Oh, yes, they are already prepared to make a generous contribution to a relief effort. I discussed with the foreign minister the need to coordinate our donors and make sure that we know how we’re going to best spend that money. I think you’ll see an outpouring of support. There are longtime donors like the Canadians and the French who are very committed. When I called my counterparts in Australia and New Zealand to tell them that I very regretfully could not be coming on this trip, they said, look, we have special rescue teams, we have some potential financial help. I mean, this is going to be global because I think as people watch this unfold on their televisions, the extent of it is just beyond the imagination. I think it’s the most severe earthquake to hit Haiti, and maybe in the Caribbean, for 250 years.QUESTION:
To rally support, do you think you’ll need to call an international donors conference?SECRETARY CLINTON:
Well, Lachlan, we’re not sure. That probably is something down the road. But we have so much immediate work to get through first. But one of the reasons I’m going back is to begin that process, working closely with the United Nations, which is kind of easy for me since my husband is the special envoy. So we’ve talked several times as well today. He’s been at the UN all day. The UN is trying to regroup from this terrible loss and figure out who is going to be sent down there.
So there will definitely be a lot of international consultation and efforts undertaken, but I can’t give you the details about that now. QUESTION:
Just one more?SECRETARY CLINTON:
You alluded to it earlier. You said you had felt obligated or we felt obligated – you and Secretary Gates – to attend the AUSMIN conference.SECRETARY CLINTON:
So what’s the effect of not going now?SECRETARY CLINTON:
Well, thankfully, these are very good friends and they know that we wouldn't be canceling were it not for something of this magnitude. When I talked to the foreign minister, he was very understanding. I told him we would try to reschedule as soon as we can find a mutually convenient time.
I talk to the foreign minister all the time. I know that Secretary Gates talks to his counterpart all the time. So we have a very close consultative relationship and we will reschedule the AUSMIN as soon as we can. QUESTION:

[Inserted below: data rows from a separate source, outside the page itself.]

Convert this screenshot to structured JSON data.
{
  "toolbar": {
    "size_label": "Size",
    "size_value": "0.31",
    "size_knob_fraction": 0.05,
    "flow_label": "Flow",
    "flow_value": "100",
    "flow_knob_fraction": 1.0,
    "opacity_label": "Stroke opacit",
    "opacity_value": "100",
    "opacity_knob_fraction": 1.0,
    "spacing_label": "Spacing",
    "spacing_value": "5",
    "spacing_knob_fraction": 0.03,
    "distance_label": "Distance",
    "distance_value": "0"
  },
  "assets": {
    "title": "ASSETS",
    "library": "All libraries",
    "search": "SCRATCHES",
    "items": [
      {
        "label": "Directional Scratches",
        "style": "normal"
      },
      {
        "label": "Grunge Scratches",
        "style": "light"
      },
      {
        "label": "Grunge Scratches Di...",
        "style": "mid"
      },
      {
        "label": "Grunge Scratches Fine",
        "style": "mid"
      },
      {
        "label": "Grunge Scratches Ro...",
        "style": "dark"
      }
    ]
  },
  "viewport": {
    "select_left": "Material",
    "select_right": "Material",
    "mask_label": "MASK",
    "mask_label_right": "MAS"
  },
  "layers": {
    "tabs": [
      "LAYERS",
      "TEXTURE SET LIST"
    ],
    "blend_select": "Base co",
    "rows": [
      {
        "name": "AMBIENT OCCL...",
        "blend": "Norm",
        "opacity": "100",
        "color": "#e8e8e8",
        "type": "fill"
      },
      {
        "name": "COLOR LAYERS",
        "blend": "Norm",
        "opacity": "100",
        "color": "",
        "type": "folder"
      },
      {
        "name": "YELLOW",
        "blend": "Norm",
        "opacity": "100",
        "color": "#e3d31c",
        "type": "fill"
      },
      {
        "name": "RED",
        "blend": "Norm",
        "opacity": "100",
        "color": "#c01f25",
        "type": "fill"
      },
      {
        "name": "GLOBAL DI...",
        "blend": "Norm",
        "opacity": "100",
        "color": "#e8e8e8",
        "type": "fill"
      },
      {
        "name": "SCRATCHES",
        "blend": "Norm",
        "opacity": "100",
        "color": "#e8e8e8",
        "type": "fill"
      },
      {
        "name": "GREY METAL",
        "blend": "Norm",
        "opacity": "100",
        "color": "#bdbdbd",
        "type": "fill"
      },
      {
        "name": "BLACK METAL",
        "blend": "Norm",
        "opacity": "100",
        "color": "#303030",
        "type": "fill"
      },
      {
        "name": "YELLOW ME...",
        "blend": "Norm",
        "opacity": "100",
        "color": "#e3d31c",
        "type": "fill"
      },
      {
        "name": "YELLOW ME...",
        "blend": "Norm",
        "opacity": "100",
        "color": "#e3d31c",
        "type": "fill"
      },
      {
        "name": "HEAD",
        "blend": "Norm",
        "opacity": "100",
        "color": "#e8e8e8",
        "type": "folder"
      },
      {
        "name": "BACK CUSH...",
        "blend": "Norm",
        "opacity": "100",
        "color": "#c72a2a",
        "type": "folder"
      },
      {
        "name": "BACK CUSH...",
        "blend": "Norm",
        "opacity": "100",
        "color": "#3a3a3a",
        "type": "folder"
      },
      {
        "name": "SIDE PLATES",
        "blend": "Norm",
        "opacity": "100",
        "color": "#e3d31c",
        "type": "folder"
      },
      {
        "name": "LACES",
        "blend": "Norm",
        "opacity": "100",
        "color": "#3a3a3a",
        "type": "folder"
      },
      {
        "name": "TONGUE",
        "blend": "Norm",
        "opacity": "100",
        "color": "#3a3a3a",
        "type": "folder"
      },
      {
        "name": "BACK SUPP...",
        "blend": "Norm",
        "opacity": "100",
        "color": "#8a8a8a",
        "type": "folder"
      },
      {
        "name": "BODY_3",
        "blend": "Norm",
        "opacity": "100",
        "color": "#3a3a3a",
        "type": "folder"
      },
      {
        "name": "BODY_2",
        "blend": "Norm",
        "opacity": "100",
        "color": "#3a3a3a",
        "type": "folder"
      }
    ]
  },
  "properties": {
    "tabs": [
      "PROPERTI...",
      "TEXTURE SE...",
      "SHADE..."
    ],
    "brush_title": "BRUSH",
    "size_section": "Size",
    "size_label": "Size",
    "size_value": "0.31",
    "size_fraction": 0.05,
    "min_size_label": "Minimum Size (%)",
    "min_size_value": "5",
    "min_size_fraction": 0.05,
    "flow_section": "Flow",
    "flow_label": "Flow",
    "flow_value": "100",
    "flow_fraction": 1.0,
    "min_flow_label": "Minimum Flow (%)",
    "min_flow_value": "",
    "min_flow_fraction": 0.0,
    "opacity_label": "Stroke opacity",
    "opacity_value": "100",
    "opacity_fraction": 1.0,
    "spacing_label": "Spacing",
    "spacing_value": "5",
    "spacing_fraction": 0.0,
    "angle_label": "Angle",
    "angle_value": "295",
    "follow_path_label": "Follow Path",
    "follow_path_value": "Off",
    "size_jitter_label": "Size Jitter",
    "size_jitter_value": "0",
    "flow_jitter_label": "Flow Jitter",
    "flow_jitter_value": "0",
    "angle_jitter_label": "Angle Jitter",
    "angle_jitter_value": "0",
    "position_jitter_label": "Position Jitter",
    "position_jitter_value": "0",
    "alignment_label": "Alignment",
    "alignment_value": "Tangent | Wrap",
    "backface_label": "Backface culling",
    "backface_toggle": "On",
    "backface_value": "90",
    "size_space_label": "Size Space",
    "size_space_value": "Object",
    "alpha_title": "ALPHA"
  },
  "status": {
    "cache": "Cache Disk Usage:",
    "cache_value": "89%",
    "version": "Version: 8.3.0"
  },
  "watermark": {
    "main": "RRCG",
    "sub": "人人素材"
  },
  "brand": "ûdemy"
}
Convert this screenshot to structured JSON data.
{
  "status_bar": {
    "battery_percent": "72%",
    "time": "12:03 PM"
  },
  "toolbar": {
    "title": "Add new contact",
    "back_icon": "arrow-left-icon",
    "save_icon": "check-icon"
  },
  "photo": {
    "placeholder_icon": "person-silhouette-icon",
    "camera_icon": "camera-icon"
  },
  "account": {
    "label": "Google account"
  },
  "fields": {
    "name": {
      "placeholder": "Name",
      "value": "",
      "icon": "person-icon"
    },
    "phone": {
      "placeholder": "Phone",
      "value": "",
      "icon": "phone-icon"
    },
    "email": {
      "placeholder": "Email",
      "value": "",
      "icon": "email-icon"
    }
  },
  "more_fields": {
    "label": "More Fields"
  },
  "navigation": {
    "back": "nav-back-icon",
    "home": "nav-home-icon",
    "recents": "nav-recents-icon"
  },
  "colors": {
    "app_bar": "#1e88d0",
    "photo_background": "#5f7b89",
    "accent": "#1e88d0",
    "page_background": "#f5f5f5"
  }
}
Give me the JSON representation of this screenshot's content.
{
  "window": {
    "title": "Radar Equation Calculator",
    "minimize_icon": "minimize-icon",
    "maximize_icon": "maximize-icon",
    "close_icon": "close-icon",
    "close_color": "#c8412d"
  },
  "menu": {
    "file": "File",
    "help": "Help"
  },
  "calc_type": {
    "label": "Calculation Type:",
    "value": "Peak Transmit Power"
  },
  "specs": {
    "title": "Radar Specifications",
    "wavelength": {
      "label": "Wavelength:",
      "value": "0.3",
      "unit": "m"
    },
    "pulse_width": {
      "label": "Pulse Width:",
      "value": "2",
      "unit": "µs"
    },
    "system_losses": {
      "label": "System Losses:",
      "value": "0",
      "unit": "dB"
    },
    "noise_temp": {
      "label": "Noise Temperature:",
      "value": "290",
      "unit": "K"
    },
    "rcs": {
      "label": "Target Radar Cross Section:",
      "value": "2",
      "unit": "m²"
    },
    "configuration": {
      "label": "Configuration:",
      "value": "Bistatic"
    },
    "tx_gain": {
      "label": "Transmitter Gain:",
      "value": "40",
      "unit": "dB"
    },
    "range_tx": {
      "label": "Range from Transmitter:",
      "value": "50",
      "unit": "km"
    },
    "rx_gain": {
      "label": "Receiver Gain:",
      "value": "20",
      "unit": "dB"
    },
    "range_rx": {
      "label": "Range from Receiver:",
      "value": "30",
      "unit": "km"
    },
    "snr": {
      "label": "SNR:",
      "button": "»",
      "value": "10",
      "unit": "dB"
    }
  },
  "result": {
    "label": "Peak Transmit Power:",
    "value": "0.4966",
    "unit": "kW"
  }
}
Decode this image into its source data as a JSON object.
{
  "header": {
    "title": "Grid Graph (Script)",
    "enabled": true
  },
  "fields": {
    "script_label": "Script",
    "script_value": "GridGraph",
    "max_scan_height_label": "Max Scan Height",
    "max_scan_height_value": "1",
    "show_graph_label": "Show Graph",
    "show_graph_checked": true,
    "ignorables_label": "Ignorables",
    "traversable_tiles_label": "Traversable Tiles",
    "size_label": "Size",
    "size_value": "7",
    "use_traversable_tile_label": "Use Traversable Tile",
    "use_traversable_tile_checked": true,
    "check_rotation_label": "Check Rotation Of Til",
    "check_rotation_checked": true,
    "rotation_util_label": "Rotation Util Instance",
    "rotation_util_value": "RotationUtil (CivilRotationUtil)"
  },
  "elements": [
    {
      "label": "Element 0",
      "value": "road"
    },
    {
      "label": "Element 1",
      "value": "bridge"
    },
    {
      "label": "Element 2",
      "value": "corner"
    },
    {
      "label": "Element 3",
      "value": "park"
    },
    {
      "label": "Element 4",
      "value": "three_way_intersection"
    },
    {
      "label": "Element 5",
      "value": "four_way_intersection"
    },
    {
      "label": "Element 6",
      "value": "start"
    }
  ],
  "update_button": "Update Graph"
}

And Papua New Guinea and New Zealand?SECRETARY CLINTON:
I will definitely reschedule Papua New Guinea. I talked with the prime minister. We are looking forward to going there and it will be on the same trip, I’m sure. And similarly with New Zealand, where we’ve forged close working ties with the new government over the past year and we’re going to continue to deepen those as we move forward. MODERATOR:
We have time for a last question from (inaudible).SECRETARY CLINTON:
Hi there. We’ve heard that there was also a powerful earthquake in Indonesia today. Do you have any information about that situation?SECRETARY CLINTON:
I do not yet have any information about that. But obviously, if there is need, we will stand ready to help Indonesia as well.QUESTION:
In terms of the Haiti situation, based on what you know so far, how do you think that ranks in terms of global catastrophes (inaudible)?SECRETARY CLINTON:
This is going to be one of the highest in terms of loss of life in recent years, so far as we can tell. The estimates are very high. I don’t want to repeat them because we can’t verify them; we just know what we’re hearing anecdotally. But the Indian Ocean tsunami was such a terrible tragedy and with such high loss of life. This will be a very high loss of life as well.MODERATOR:
Thank you all.SECRETARY CLINTON:
Thank you very much.